Vast business opportunities have opened to Nigerians at the Calabar Port, with the maiden voyage of MV Boreas, a container vessel by Marguisa Shipping Line from Madrid, Spain to the ECM Terminals.
Marguisa Shipping Line, which had an arrangement with ECM Terminals Limited, a concessionaire of multi-purpose terminal ‘B’ of Calabar Port in Cross River State, southern Nigeria, has opened the flood gates for more vessels to berth at the Calabar port.
The General Manager of ECM Terminals Limited, Diran Akorede, said that the shipping company would be berthing ocean going vessels every fortnight at the Calabar Port, an arrangement, which he noted would translate to boundless economic opportunities for Nigerians.
“The container vessels, which will be calling the terminal every two weeks would benefit terminal operators and the Nigerian Government as well as give a big relief to the shippers. The most important thing is that the economy of the Cross River and the entire catchment area will improve”.
“There is also going to be employment opportunities, that is, a lot of indirect employment will be generated. A lot of truckers will be coming in, hoteliers, food vendors, the banks and others will all benefit from it besides the direct employment opportunities such as the 250 dock workers we have currently, which is expected to rise in a few months,” the General Manager stated.
He averred that with the efforts of the government to de congest the ports in Lagos and Rivers States, Calabar port would be the preferred hub for clients in northern Nigeria and parts of south-east regions.
Although ECM Terminals opened its gates to different kinds of cargo vessels ranging from liquid to bulk, dry bulk, containers and general cargo.
According to Akorede, a few container vessels berthed at the ECM Terminals after operations commenced at the Calabar port and with the evolution in the cargo shipping sector, worldwide the need for the channel to be dredged became of priority concern.
He stated, “shipping has evolved globally as most companies prefer larger vessels that cannot navigate the current approach draft of the Calabar Channel, which is 6.4 metres at high waters. The agreement we reached with the Nigerian Government in 2007 was to have the channel dredged to a depth of 9.4 metres”
“What we need right now is for the Nigerian Government to complete the dredging of the Calabar Channel. This port, can comfortably serve northern Nigeria and parts of southern Nigeria besides serving as a corridor for other countries like Chad and Niger Republics,” he further said.
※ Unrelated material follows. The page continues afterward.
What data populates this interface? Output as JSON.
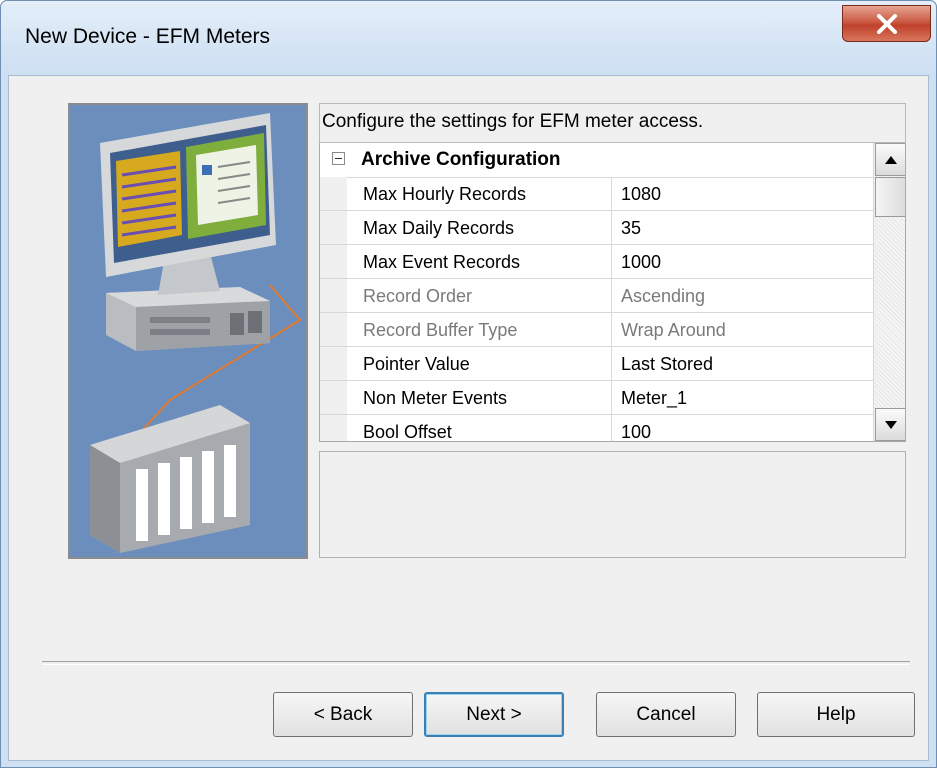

The General Manager also urged the Ministry of Works and Housing to expedite action on the reconstruction of the Calabar-Itu, Calabar-Ikom Highways to effectively accommodate heavy duty trucks.
Akorede noted that prior to the privatization of the Calabar Port, the Nigerian Ports Authority introduced a 30% rebate due to the channel limitation.
“The Nigerian Government recently introduced a 10 percent rebate for all ports in southern Nigeria, which Marguisa Shipping Line did not benefit from due to the condition attached to the rebate.
“Before Calabar port was concessioned, there was a rebate of 30 percent to encourage shipping lines to berth in Calabar due to the channel limitation. But once the terminal was privatized, the rebate was removed. Since the NPA has yet to fulfill the dredging, it would be better for the rebate to be reintroduced,” he said.
The General Manager commended commended the management of the Nigerian Port Authority led by Hadiza Bala Usman for collaborating with ECM Terminals and tackling several challenges within the Calabar port.
He urged the Managing Director to sustain the achievements recorded so far by dredging the channel.